Without Twitter, Escamilla said she thought the massive reach of the movement would not have been possible.

As the large crowd navigated through the streets, many sang old spirituals. “This Little Light of Mine” and “We Shall Overcome” were frequent choices. Marchers also chanted sayings, such as “Not one more!” “Hands up! Don’t shoot!” and “Fight back!”

Also at the rally was 76-year-old veteran marcher Pat Piety, who lives in the south part of St. Louis. She said she has been to many demonstrations over the years.

“I’ve just worked for civil rights my whole life,” Piety said. “My husband was a civil rights reporter in East St. Louis in the 60s and we were in a lot of rallies there. And, I’ve seen a lot of progress since that time, but also a lot of regression.”

Piety, a white woman, said marched Saturday to show her support of people moving for justice. As one representative of the majority among oppressed minorities, she said she wants to prove that stereotypes don’t work either way — towards the minority or majority.

“I think a lot of white people still don’t understand that this could happen to them,” she said.

Piety said many of her friends are of other races. And that one, an African-American FBI worker, gave her the sweatshirt she wore at the march, which read “FBI Academy.”

She said she gets a lot of weird looks for the shirt, but wears it as a personal reminder that not everyone is the stereotype that society places on them. Her friend at the FBI is not a bad cop, she said, in the same way that not every young African-American male is a criminal.

As the crowd gathered in Kiener Park, after marching passed the downtown courthouse, singing, chanting and dancing began. Epstein was helped through the back of the crowd on the arm of a friend and she wore a smile as she gazed at the crowd.

Escamlla said she was amazed so many different groups of people were represented at the gathering. Present were members of various churches, nurses, artists and many nonprofit workers focused on community awareness and racial justice.

Black, white, and all colors in between were present Saturday, Escamilla said.

“This is the most unity I’ve ever seen,” she said. “It’s a lot to take in.”

The St. Louis Police Department, the Missouri State police force and the St. Louis County Sheriff’s Department each declined to comment on the gathering and recent incidents, but all actively patrolled Saturday’s march.
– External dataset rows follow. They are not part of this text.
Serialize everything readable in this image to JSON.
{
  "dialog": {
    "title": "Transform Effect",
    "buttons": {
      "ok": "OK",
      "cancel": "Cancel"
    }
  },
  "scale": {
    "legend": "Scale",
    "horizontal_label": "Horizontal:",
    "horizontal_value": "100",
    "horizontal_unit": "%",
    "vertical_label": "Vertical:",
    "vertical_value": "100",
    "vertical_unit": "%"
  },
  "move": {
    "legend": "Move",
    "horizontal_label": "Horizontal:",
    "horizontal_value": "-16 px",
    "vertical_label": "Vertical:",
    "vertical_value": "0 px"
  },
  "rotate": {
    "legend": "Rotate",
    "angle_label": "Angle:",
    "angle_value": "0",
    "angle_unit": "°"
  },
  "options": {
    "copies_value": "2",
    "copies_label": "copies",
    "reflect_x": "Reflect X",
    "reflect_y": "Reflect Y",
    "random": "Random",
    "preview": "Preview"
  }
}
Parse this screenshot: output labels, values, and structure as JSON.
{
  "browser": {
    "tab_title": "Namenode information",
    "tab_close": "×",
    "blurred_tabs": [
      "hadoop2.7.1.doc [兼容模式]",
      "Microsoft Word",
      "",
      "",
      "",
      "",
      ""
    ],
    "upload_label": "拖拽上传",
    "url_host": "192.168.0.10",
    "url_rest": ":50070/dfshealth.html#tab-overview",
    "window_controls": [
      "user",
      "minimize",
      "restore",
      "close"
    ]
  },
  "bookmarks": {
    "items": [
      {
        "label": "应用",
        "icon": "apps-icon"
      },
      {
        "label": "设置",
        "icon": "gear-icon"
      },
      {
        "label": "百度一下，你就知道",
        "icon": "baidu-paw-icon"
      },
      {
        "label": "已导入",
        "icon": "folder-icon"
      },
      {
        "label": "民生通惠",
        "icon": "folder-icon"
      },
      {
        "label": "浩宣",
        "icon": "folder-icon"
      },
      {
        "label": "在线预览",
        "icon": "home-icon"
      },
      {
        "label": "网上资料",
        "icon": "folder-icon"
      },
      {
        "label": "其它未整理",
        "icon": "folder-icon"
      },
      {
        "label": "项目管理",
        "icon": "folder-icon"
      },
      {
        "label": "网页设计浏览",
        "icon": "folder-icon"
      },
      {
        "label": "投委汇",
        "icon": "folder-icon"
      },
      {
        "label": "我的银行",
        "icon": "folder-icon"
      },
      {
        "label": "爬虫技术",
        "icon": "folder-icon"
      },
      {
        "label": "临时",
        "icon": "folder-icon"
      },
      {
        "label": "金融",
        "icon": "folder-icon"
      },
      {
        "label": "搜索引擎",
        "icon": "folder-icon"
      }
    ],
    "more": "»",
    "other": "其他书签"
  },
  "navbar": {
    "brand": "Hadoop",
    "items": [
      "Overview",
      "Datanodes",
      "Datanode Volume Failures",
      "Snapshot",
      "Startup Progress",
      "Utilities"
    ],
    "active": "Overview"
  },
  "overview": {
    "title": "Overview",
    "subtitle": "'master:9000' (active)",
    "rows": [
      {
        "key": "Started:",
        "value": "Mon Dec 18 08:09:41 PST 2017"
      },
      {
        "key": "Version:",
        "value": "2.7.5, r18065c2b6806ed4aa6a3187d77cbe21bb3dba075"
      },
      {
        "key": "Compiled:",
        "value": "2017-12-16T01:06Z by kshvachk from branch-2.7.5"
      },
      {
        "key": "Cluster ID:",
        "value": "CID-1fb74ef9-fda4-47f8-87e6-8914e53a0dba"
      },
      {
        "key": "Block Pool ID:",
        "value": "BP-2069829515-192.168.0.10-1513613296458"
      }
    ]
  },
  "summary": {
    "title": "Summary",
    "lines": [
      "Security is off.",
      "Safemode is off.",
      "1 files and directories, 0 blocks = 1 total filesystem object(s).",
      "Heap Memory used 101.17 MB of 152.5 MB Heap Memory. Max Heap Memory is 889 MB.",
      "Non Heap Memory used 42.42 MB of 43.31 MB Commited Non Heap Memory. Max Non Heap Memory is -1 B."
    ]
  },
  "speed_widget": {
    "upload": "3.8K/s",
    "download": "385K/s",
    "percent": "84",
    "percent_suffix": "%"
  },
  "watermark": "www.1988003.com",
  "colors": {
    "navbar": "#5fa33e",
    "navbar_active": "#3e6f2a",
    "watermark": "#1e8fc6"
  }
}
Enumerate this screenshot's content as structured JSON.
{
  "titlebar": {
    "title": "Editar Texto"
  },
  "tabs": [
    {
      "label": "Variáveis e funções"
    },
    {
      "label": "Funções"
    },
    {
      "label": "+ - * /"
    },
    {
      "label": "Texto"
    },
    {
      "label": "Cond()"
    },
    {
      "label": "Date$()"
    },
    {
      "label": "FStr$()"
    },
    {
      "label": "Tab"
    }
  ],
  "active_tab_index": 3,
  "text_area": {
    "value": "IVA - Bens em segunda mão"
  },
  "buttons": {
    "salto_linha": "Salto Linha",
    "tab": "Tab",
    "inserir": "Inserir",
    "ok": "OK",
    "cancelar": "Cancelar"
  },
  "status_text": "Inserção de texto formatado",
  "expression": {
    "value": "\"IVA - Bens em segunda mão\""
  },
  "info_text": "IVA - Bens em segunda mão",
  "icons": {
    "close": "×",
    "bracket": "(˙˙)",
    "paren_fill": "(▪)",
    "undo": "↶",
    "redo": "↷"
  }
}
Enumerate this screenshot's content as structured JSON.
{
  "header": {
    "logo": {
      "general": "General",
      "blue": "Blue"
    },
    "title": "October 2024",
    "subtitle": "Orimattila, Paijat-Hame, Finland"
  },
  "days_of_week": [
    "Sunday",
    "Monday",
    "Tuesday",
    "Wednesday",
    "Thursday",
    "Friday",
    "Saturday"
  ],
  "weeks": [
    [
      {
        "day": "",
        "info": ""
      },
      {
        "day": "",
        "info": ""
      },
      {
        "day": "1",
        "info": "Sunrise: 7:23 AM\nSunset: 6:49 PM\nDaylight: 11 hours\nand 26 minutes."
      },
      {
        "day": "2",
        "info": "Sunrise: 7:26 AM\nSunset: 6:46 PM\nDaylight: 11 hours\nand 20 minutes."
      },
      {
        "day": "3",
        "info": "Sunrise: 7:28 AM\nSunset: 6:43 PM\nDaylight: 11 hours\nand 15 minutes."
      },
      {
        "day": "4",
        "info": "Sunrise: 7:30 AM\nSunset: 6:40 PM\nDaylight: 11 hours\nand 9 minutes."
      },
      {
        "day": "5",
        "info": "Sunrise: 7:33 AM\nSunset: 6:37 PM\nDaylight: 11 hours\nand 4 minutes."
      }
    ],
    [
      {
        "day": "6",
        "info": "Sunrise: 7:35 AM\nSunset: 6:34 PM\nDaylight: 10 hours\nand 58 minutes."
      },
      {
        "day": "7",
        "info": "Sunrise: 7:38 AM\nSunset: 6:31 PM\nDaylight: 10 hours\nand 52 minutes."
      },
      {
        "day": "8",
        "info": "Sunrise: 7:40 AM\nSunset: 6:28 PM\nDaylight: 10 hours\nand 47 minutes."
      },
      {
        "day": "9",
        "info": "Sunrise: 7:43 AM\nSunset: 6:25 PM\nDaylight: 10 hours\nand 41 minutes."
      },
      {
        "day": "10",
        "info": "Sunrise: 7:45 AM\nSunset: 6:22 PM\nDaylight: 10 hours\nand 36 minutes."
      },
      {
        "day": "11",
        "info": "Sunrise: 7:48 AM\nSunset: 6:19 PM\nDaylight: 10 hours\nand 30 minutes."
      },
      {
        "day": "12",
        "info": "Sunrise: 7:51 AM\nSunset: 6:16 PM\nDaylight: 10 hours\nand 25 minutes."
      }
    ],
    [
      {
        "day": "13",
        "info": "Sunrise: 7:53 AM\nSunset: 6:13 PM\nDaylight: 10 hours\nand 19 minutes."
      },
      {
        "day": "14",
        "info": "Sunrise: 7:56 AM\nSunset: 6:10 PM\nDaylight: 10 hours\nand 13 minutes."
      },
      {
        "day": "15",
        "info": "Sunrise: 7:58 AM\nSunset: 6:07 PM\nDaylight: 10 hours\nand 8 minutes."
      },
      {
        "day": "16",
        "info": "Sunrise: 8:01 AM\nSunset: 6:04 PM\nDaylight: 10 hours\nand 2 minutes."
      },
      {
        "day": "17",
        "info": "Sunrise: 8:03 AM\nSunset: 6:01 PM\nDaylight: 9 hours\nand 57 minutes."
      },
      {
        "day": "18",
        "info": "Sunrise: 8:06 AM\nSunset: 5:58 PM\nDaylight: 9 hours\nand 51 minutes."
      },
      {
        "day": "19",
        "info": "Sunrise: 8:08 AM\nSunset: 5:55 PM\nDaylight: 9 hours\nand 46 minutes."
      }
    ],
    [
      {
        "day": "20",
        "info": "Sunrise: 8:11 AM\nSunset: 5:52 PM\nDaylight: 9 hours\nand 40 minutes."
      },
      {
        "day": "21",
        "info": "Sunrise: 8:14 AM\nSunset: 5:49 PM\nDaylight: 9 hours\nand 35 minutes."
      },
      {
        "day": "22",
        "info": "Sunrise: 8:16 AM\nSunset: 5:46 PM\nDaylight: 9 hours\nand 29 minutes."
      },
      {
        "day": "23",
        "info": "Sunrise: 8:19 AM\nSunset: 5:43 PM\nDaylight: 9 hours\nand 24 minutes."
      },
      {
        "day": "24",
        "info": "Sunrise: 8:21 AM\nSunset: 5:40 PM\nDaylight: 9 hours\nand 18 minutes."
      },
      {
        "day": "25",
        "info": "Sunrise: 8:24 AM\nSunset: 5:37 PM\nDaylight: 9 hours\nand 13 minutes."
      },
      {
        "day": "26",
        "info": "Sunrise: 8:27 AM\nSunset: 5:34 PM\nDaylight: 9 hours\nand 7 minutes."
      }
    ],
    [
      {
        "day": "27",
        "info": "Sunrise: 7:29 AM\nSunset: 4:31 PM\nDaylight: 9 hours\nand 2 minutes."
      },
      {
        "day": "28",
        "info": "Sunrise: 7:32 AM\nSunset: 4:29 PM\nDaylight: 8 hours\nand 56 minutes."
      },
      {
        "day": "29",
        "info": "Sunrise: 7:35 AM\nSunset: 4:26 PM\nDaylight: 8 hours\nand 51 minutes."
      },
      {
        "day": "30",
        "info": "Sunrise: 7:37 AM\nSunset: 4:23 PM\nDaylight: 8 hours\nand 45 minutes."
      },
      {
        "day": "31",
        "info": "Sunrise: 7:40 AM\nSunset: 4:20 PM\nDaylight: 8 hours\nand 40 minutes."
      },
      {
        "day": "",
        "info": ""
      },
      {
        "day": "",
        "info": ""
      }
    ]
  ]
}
On Sunday, members of the gathering will meet at Epiphany United Church of Christ for Hands-Up Sabbath, a time of worship and reflection specifically focused on Brown’s death and a long-term plan for appropriate Christian response, according to FergusonOctober.com.